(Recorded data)
- - -

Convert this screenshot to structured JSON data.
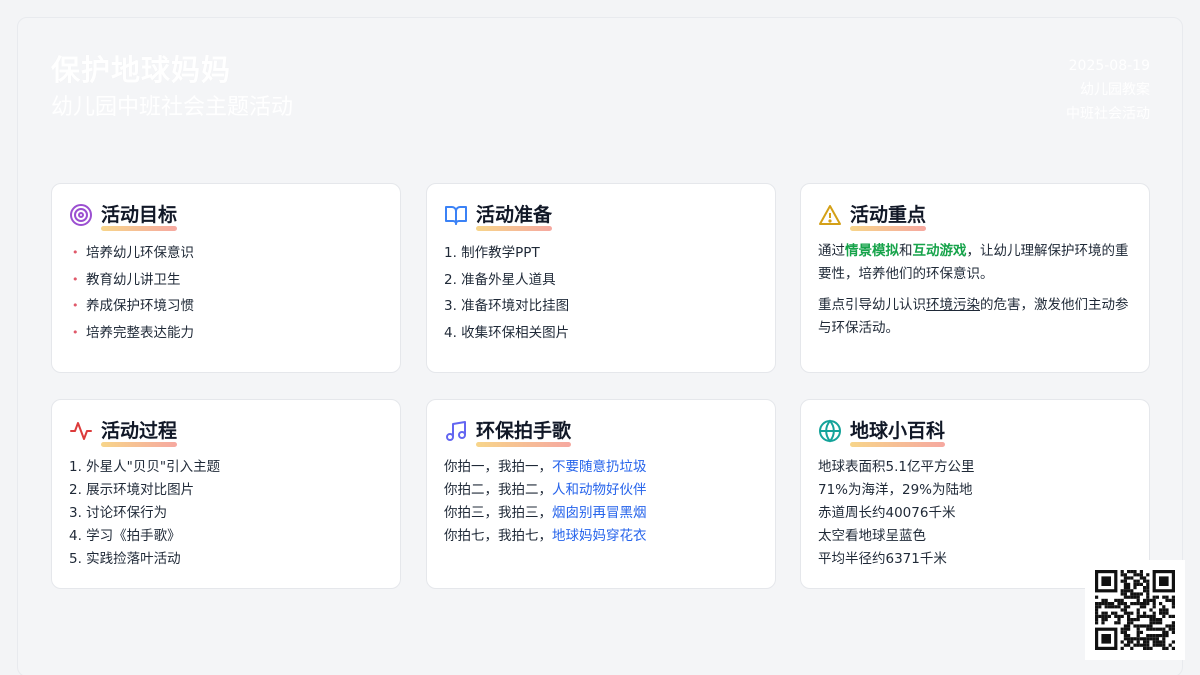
{
  "header": {
    "title": "保护地球妈妈",
    "subtitle": "幼儿园中班社会主题活动",
    "date": "2025-08-19",
    "tag1": "幼儿园教案",
    "tag2": "中班社会活动"
  },
  "cards": {
    "goals": {
      "icon": "target-icon",
      "title": "活动目标",
      "items": [
        "培养幼儿环保意识",
        "教育幼儿讲卫生",
        "养成保护环境习惯",
        "培养完整表达能力"
      ]
    },
    "prep": {
      "icon": "book-open-icon",
      "title": "活动准备",
      "items": [
        "1. 制作教学PPT",
        "2. 准备外星人道具",
        "3. 准备环境对比挂图",
        "4. 收集环保相关图片"
      ]
    },
    "focus": {
      "icon": "warning-icon",
      "title": "活动重点",
      "p1_a": "通过",
      "p1_b": "情景模拟",
      "p1_c": "和",
      "p1_d": "互动游戏",
      "p1_e": "，让幼儿理解保护环境的重要性，培养他们的环保意识。",
      "p2_a": "重点引导幼儿认识",
      "p2_b": "环境污染",
      "p2_c": "的危害，激发他们主动参与环保活动。"
    },
    "process": {
      "icon": "activity-icon",
      "title": "活动过程",
      "items": [
        "1. 外星人\"贝贝\"引入主题",
        "2. 展示环境对比图片",
        "3. 讨论环保行为",
        "4. 学习《拍手歌》",
        "5. 实践捡落叶活动"
      ]
    },
    "song": {
      "icon": "music-note-icon",
      "title": "环保拍手歌",
      "lines": [
        {
          "lead": "你拍一，我拍一，",
          "text": "不要随意扔垃圾"
        },
        {
          "lead": "你拍二，我拍二，",
          "text": "人和动物好伙伴"
        },
        {
          "lead": "你拍三，我拍三，",
          "text": "烟囱别再冒黑烟"
        },
        {
          "lead": "你拍七，我拍七，",
          "text": "地球妈妈穿花衣"
        }
      ]
    },
    "earth": {
      "icon": "globe-icon",
      "title": "地球小百科",
      "items": [
        "地球表面积5.1亿平方公里",
        "71%为海洋，29%为陆地",
        "赤道周长约40076千米",
        "太空看地球呈蓝色",
        "平均半径约6371千米"
      ]
    }
  },
  "qr": {
    "icon": "qr-code-icon"
  }
}
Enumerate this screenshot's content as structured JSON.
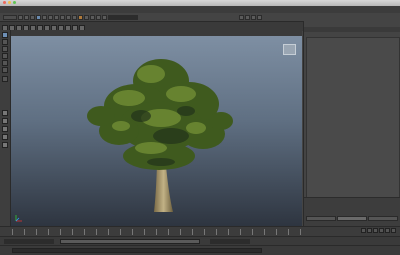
{
  "window": {
    "title": "",
    "traffic_lights": [
      "#ec6a5e",
      "#f4bf4f",
      "#61c554"
    ]
  },
  "menubar": {
    "items": []
  },
  "statusline": {
    "icons": [
      "select-icon",
      "lasso-icon",
      "paint-icon",
      "move-icon",
      "rotate-icon",
      "scale-icon",
      "snap-grid-icon",
      "snap-curve-icon",
      "snap-point-icon",
      "render-icon",
      "ipr-icon",
      "render-settings-icon"
    ]
  },
  "shelf": {
    "tabs": []
  },
  "toolbox": {
    "tools": [
      "select-tool",
      "lasso-tool",
      "paint-select-tool",
      "move-tool",
      "rotate-tool",
      "scale-tool",
      "layout-single",
      "layout-four",
      "layout-outliner",
      "layout-graph"
    ]
  },
  "viewport": {
    "menu": [],
    "background_top": "#7e8fa3",
    "background_bottom": "#2e3540",
    "subject": "tree-model"
  },
  "channel_box": {
    "header": "",
    "tabs": [],
    "layer_tabs": []
  },
  "time_slider": {
    "current_frame": ""
  },
  "command_line": {
    "label": "",
    "value": ""
  }
}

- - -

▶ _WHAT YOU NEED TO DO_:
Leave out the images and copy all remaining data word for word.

▶ _YOUR RESPONSE_:
Convert this screenshot to structured JSON data.
{
  "header": {
    "title": "保护地球妈妈",
    "subtitle": "幼儿园中班社会主题活动",
    "date": "2025-08-19",
    "tag1": "幼儿园教案",
    "tag2": "中班社会活动"
  },
  "cards": {
    "goals": {
      "icon": "target-icon",
      "title": "活动目标",
      "items": [
        "培养幼儿环保意识",
        "教育幼儿讲卫生",
        "养成保护环境习惯",
        "培养完整表达能力"
      ]
    },
    "prep": {
      "icon": "book-open-icon",
      "title": "活动准备",
      "items": [
        "1. 制作教学PPT",
        "2. 准备外星人道具",
        "3. 准备环境对比挂图",
        "4. 收集环保相关图片"
      ]
    },
    "focus": {
      "icon": "warning-icon",
      "title": "活动重点",
      "p1_a": "通过",
      "p1_b": "情景模拟",
      "p1_c": "和",
      "p1_d": "互动游戏",
      "p1_e": "，让幼儿理解保护环境的重要性，培养他们的环保意识。",
      "p2_a": "重点引导幼儿认识",
      "p2_b": "环境污染",
      "p2_c": "的危害，激发他们主动参与环保活动。"
    },
    "process": {
      "icon": "activity-icon",
      "title": "活动过程",
      "items": [
        "1. 外星人\"贝贝\"引入主题",
        "2. 展示环境对比图片",
        "3. 讨论环保行为",
        "4. 学习《拍手歌》",
        "5. 实践捡落叶活动"
      ]
    },
    "song": {
      "icon": "music-note-icon",
      "title": "环保拍手歌",
      "lines": [
        {
          "lead": "你拍一，我拍一，",
          "text": "不要随意扔垃圾"
        },
        {
          "lead": "你拍二，我拍二，",
          "text": "人和动物好伙伴"
        },
        {
          "lead": "你拍三，我拍三，",
          "text": "烟囱别再冒黑烟"
        },
        {
          "lead": "你拍七，我拍七，",
          "text": "地球妈妈穿花衣"
        }
      ]
    },
    "earth": {
      "icon": "globe-icon",
      "title": "地球小百科",
      "items": [
        "地球表面积5.1亿平方公里",
        "71%为海洋，29%为陆地",
        "赤道周长约40076千米",
        "太空看地球呈蓝色",
        "平均半径约6371千米"
      ]
    }
  },
  "qr": {
    "icon": "qr-code-icon"
  }
}
Enumerate this screenshot's content as structured JSON.
{
  "window": {
    "title": "",
    "traffic_lights": [
      "#ec6a5e",
      "#f4bf4f",
      "#61c554"
    ]
  },
  "menubar": {
    "items": []
  },
  "statusline": {
    "icons": [
      "select-icon",
      "lasso-icon",
      "paint-icon",
      "move-icon",
      "rotate-icon",
      "scale-icon",
      "snap-grid-icon",
      "snap-curve-icon",
      "snap-point-icon",
      "render-icon",
      "ipr-icon",
      "render-settings-icon"
    ]
  },
  "shelf": {
    "tabs": []
  },
  "toolbox": {
    "tools": [
      "select-tool",
      "lasso-tool",
      "paint-select-tool",
      "move-tool",
      "rotate-tool",
      "scale-tool",
      "layout-single",
      "layout-four",
      "layout-outliner",
      "layout-graph"
    ]
  },
  "viewport": {
    "menu": [],
    "background_top": "#7e8fa3",
    "background_bottom": "#2e3540",
    "subject": "tree-model"
  },
  "channel_box": {
    "header": "",
    "tabs": [],
    "layer_tabs": []
  },
  "time_slider": {
    "current_frame": ""
  },
  "command_line": {
    "label": "",
    "value": ""
  }
}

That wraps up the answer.